Episode 2 Of The Bridge Podcast: Sexual Healing

Episode 2

On the latest episode of The Bridge, Simone Amelia and Nate Wade chop it up about:

-The growing (and interesting) phenomena of asexuality
-If a man ever *really* wants to get married
-An explosive blog published by former MTV Australia VJ Krit about systemic racism in Australia’s media
-The rumoured remake of Coming To America
-How “urban” radio is failing in Australia
-Upcoming Hip-Hop tours Down Under

and more.

Be sure to subscribe on iTunes!

The Debut Episode Of The Bridge Podcast


What a HELLUVA year it has been.

Enduring a serious flare up with my Crohn’s Disease that literally forced me to leave my home for the past 10 years, New York City, and head back to Sydney, I’ve experienced a rollercoaster of emotions these past 365 days (and will hopefully be able to get into more details at a later date).

Now I’ve settled back into a slower-paced lifestyle in Australia and it was time for me to leap back into doing what I love most: hosting. I’ve just started my first podcast with my longtime friend Nate Wade called “The Bridge” and we couldn’t be more excited.

The Bridge is aimed at being a much-needed BRIDGE between cultures, a BRIDGE between knowing and experiencing Hip-Hop in America then translating it to Australia, and an exploration of international news, views — and some ratchetry, of course.

We rushed this episode out to time it with Harmony Day in Australia yesterday on Tuesday, March 21, a holiday that celebrates cultural diversity. Harmony Day coincides with the United Nations International Day for the Elimination of Racial Discrimination.

Our special guest is The Honourable Linda Burney MP, the first Aboriginal woman elected to the Australian House Of Representatives. In celebration of The Bridge being recorded in the historic area of Redfern and kicking off during Women’s History Month, Linda talks about the scary rise of Pauline Hanson’s popularity in Australia, her experiences as an Indigenous woman, why young people need to understand the importance of the political process and much more.

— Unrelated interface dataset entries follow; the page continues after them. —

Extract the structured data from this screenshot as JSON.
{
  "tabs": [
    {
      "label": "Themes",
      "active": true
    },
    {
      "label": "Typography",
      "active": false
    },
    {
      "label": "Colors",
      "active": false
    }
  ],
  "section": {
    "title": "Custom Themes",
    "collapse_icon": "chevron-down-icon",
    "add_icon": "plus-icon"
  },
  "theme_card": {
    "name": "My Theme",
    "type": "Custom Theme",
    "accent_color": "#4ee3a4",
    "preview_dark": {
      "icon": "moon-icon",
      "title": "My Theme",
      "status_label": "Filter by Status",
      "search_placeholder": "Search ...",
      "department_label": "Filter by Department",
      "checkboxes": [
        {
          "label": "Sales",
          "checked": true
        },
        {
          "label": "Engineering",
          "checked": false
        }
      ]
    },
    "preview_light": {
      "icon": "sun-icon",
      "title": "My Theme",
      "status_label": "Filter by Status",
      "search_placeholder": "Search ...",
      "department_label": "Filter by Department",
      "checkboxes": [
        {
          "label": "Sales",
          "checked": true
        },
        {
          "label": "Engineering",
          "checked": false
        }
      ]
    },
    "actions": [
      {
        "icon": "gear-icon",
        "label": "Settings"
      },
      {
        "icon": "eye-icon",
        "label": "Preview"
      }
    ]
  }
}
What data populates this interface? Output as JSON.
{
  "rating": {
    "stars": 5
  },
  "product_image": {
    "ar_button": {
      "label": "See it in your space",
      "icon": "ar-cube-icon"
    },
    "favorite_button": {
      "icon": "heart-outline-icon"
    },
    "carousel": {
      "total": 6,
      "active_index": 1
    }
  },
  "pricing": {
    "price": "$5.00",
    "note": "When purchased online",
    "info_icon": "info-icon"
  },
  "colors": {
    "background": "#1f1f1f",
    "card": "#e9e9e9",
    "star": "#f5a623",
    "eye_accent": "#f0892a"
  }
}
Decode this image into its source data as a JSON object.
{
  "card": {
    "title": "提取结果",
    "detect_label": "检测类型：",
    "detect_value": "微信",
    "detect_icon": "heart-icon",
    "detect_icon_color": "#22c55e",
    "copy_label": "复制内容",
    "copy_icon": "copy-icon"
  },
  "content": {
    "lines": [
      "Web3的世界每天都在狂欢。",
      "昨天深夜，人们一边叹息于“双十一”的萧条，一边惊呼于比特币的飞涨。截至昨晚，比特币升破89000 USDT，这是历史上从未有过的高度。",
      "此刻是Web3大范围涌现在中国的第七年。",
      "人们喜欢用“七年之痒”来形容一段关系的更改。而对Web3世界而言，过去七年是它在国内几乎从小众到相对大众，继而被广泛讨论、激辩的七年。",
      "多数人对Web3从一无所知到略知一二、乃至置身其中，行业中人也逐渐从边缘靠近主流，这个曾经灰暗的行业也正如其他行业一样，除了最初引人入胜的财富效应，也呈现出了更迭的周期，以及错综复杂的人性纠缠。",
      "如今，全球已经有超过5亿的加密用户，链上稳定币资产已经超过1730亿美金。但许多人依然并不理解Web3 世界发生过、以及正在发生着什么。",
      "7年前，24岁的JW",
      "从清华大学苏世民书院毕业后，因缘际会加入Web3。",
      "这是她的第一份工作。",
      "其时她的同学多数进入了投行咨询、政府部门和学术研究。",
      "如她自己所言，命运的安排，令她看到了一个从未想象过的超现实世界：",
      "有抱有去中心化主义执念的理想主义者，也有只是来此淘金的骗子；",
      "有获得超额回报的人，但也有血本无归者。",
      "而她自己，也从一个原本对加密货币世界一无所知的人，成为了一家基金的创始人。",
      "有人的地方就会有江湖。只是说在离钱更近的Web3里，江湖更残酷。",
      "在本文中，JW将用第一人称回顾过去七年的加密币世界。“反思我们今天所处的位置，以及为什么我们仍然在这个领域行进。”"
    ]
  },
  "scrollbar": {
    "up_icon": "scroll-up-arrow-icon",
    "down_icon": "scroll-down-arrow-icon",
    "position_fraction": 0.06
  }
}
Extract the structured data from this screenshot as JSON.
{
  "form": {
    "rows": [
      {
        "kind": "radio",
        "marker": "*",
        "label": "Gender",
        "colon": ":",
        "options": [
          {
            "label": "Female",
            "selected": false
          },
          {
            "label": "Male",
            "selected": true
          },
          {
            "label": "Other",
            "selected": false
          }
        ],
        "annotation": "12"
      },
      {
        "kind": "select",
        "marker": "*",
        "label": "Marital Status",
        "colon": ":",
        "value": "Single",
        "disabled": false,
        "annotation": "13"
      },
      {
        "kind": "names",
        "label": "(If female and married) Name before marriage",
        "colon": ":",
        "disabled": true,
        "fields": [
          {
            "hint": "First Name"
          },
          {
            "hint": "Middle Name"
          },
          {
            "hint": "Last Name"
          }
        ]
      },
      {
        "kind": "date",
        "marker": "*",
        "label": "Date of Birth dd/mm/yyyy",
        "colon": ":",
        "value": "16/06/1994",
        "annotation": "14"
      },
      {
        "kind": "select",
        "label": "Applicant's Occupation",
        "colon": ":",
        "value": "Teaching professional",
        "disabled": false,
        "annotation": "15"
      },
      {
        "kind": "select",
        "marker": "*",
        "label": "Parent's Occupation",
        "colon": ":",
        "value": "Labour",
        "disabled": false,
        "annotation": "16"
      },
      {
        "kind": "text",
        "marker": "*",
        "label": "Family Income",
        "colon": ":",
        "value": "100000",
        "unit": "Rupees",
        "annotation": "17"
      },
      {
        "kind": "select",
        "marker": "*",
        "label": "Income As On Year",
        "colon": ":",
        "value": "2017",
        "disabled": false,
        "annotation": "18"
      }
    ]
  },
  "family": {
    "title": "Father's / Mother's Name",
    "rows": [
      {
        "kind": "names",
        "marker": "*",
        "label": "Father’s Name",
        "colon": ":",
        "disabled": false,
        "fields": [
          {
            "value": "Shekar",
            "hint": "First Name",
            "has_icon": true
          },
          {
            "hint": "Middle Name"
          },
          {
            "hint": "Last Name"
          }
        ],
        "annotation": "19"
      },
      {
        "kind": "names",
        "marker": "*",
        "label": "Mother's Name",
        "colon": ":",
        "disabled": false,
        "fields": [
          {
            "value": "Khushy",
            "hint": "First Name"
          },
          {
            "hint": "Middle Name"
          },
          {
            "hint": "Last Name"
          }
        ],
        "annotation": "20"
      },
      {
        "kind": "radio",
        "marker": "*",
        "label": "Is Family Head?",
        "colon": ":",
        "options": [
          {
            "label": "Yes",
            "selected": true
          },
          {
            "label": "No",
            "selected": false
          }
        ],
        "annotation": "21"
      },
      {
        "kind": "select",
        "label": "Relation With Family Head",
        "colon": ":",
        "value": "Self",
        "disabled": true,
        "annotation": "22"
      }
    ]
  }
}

Talking The Source, Racism In Australia, Hip Hop & More On The Karen Hunter Show, SiriusXM

Screen Shot 2016-03-29 at 3.56.56 PM

Yesterday [Monday, March 28] I had the absolute pleasure of stopping by The Karen Hunter Show on the UrbanView channel on SiriusXM.

An esteemed journalist and author with a very inspiring career, Karen congratulated me on my new role at The Source Magazine and my first full issue: our current #RealRecognizesReel diversity in Hollywood special. We also talked about the legacy the brand has and how we’re continuing it today with an all new “MindSquad.”

We then touched on the beauty and controversy of Hip Hop music and culture, the influence of acts like Kanye West, the differences between The Source and a media title like Complex and more.